Finally, they need to have a robust cyber resiliency and ransomware protection strategy in place. Leaders should think in terms of building intelligence and resilience across their entire ecosystem to prevent data loss now and in the future. Additionally, they must unify and automate data storage protection management to create a holistic view that simplifies operations and leaves no workflow behind. Having comprehensive data protection from a single console spanning the entire hybrid data storage ecosystem – both on-prem and cloud – paired with sophisticated intelligence would help ensure federated and more easily managed protection.

What do organization leaders need to know about growing multi-cloud complexities and the challenges that come with it?

Ong: Organizations in Asia are already overwhelmed by the amount of data they have to manage; multi-cloud complexities only further complicate the problem and make data infrastructure challenges a harder puzzle to solve.

The multi-cloud environment can create a lack of visibility and make it challenging to manage data and applications when numerous cloud providers are in play. This can result in blind spots that make it difficult to identify security concerns and take appropriate action.

Managing data across multiple clouds, while at the same time maintaining data integrity, consistency, and governance, can also be difficult. Organizations need to have a clear data strategy to avoid data silos and ensure proper data access controls.

On top of these challenges, 87% of decision-makers in Asia stress the importance of updating and modernizing their data infrastructure to facilitate their digital transformation efforts. While Asian leaders are expected to have to deal with more data, they are also most aware that they need to modernize their data infrastructure (92%).

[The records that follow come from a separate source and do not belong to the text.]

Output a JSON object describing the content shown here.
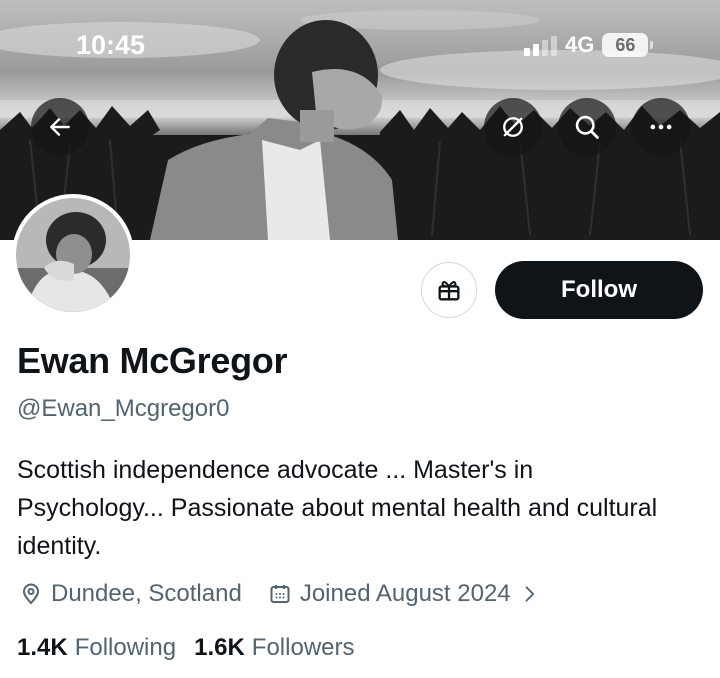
{
  "status_bar": {
    "time": "10:45",
    "network": "4G",
    "battery": "66"
  },
  "profile": {
    "name": "Ewan McGregor",
    "handle": "@Ewan_Mcgregor0",
    "bio": "Scottish independence advocate ... Master's in Psychology... Passionate about mental health and cultural identity.",
    "location": "Dundee, Scotland",
    "joined": "Joined August 2024",
    "following_count": "1.4K",
    "following_label": "Following",
    "followers_count": "1.6K",
    "followers_label": "Followers"
  },
  "actions": {
    "follow_label": "Follow"
  },
  "icons": {
    "back": "back-arrow-icon",
    "translate": "no-translate-icon",
    "search": "search-icon",
    "more": "more-icon",
    "gift": "gift-icon",
    "location": "location-pin-icon",
    "calendar": "calendar-icon",
    "chevron": "chevron-right-icon"
  },
  "colors": {
    "text": "#0f1419",
    "secondary": "#536471",
    "button": "#0f1419"
  }
}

Scalability, sustainability and security are the three imperatives of modern data infrastructure that organizations need to pursue in order to mitigate against growing multi-cloud challenges.

What are the strategies and actionable steps leaders can take to strategically manage data infrastructure-related challenges?

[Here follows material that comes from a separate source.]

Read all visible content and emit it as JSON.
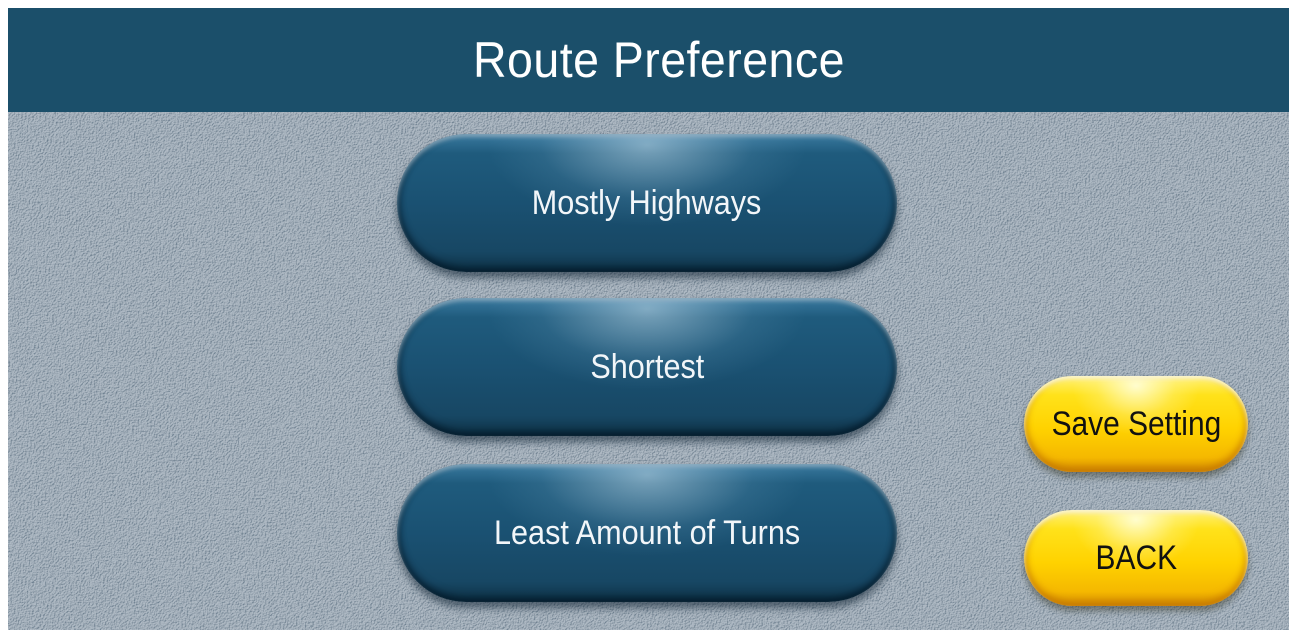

Ong: The results of our recent Hitachi Vantara study show that most organizations recognize the importance of working with third-party vendors for security, storage, and application services. Among leaders in Asia surveyed, 50% said they needed the most help improving cybersecurity, and 79% want to see data infrastructure solutions providers use their expertise to actively aid in the environment. The report emphasized the significance of implementing a deliberate strategy for becoming a data-driven company. To achieve this goal, business leaders can take the following measures:

    • Modernization is essential to overcome the bottleneck of legacy systems that hinder digital transformation. By adopting modern data infrastructure, IT leaders can dynamically scale their systems, improve performance efficiency, and optimize costs by paying only for what is utilized.
    • Empowering users is crucial for quick decision-making based on available data. To address this issue, businesses are encouraged to establish a comprehensive security and access framework while providing training to employees to ensure responsible data usage.
    • Limiting waste is vital to maximizing the value of data. To combat data waste, bold leaders are advised to prioritize data cleanup initiatives and streamline operations and enhance overall efficiency.

By embracing these three steps, business leaders can propel their organizations towards becoming data-driven, thereby unlocking new opportunities for growth and success.